soluble salt AX is 5.2×10-13. Its its H⊕ ion concentration.
solubility in mol dm-3 is vii. Calculate the pH of 0.01 M sulphuric
a. 7.2 × 10-7 b. 1.35 × 10-4 acid.
c. 7.2 × 10-8 d. 13.5 × 10-8 viii. The dissociation of H2S is suppressed
v. Blood in human body is highly buffered in the presence of HCl. Name the
at pH of phenomenon.
a. 7.4 b. 7.0 ix. Why is it necessary to add H2SO4
c. 6.9 d. 8.1 while preparing the solution of
x. Classify the following buffers into iv. Dissociation of HCN is suppressed
different types : by the addition of HCl. Explain.
a. CH3COOH + CH3COONa vi. Derive the relationship between
b. NH4OH + NH4Cl degree of dissociation and
c. Sodium benzoate + benzoic acid dissociation constant in weak
d. Cu(OH)2 + CuCl2
vii. Sulfides of cation of group II are
3. Answer the following in brief :
precipitated in acidic solution (H2S
i. What are acids and bases according + HCl) whereas sulfides of cations
to Arrhenius theory ? of group IIIB are precipitated
ii. What is meant by conjugate acid- in ammoniacal solution of H2S.
base pair?
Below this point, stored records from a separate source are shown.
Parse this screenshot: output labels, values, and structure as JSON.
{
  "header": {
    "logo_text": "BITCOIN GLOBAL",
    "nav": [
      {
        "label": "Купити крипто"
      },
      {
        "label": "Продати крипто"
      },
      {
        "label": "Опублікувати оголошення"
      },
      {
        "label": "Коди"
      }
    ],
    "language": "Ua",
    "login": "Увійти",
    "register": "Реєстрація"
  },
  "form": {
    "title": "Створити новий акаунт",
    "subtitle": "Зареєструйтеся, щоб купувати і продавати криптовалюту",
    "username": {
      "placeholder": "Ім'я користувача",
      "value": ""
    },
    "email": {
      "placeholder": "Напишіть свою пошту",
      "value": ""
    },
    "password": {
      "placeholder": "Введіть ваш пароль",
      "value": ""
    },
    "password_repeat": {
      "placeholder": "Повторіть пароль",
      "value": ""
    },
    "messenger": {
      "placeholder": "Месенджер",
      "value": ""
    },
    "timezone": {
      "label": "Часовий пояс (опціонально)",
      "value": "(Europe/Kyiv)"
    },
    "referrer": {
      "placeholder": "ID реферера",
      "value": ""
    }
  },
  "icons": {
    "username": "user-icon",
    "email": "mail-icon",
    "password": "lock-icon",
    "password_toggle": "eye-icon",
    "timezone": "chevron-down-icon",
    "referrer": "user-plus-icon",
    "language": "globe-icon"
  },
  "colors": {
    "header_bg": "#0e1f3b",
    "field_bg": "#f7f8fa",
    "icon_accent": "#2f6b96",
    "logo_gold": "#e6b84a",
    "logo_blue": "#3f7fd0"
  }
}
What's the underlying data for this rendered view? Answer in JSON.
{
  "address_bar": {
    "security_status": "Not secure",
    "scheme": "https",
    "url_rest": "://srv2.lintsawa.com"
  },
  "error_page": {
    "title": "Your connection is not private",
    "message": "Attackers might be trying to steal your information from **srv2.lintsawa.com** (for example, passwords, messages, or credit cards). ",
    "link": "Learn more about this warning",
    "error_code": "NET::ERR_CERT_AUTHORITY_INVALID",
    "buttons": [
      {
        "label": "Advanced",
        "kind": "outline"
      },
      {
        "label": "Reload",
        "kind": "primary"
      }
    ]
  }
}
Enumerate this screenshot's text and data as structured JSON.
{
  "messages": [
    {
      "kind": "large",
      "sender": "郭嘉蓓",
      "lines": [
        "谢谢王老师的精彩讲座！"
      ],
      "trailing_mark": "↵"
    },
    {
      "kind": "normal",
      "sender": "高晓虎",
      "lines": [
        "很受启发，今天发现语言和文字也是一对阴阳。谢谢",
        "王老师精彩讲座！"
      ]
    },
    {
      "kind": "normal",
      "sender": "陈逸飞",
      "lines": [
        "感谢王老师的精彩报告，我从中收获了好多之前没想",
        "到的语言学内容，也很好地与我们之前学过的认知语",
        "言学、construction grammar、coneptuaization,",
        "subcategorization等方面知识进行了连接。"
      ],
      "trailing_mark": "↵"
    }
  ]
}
Comment on the relative values of
iii. Label the conjugate acid-base pair in solubility product of sulfides of these.
the following reactions viii. Solubility of a sparingly soluble salt
a. HCl + H2O H3O⊕ + Cl get affected in presence of a soluble
b. CO32 + H2O OH + HCO3 salt having one common ion. Explain.
iv. Write a reaction in which water acts ix. The pH of rain water collected in a
as a base. certain region of Maharashtra on
particular day was 5.1. Calculate
v. Ammonia serves as a Lewis base
the H⊕ ion concentration of the rain
whereas AlCl3 is Lewis acid. Explain.
water and its percent dissociation.
vi. Acetic acid is 5% ionised in its
x. Explain the relation between ionic
decimolar solution. Calculate the
product and solubility product to
dissociation constant of acid
predict whether a precipitate will
(Ans : 2.63 × 10-4) form when two solutions are mixed?
vii. Derive the relation pH + pOH = 14.
viii. Aqueous solution of sodium Activity :
carbonate is alkaline whereas
aqueous solution of ammonium Take two test tubes and label them
chloride is acidic. Explain. as A and B. Add Zinc filings in both
the test tubes. In the test tube labelled A
ix. pH of a weak monobasic acid is 3.2
add 5 mL of 1M HCl and in test B 5 mL
in its 0.02 M solution. Calculate its
of acetic acid. Keep the test tubes on the
dissociation constant.
stand. Note down your observations.
x. In NaOH solution [OH ] is 2.87 ×
a. Do you see any effervescence coming
10-4. Calculate the pH of solution.
from the two test tubes ?
4. Answer the following :
b. Which gas is evolved ?
i. Define degree of dissociation.
c. How do you identify the gas ?
Derive Ostwald's dilution law for the
CH3COOH. d. What is the relative rate at which the
gas is evolved in the two test tubes
ii. Define pH and pOH. Derive
relationship between pH and pOH. e. Based on your observations comment
on the strength of acids used.
iii. What is meant by hydrolysis ? A
solution of CH3COONH4 is neutral.
why ?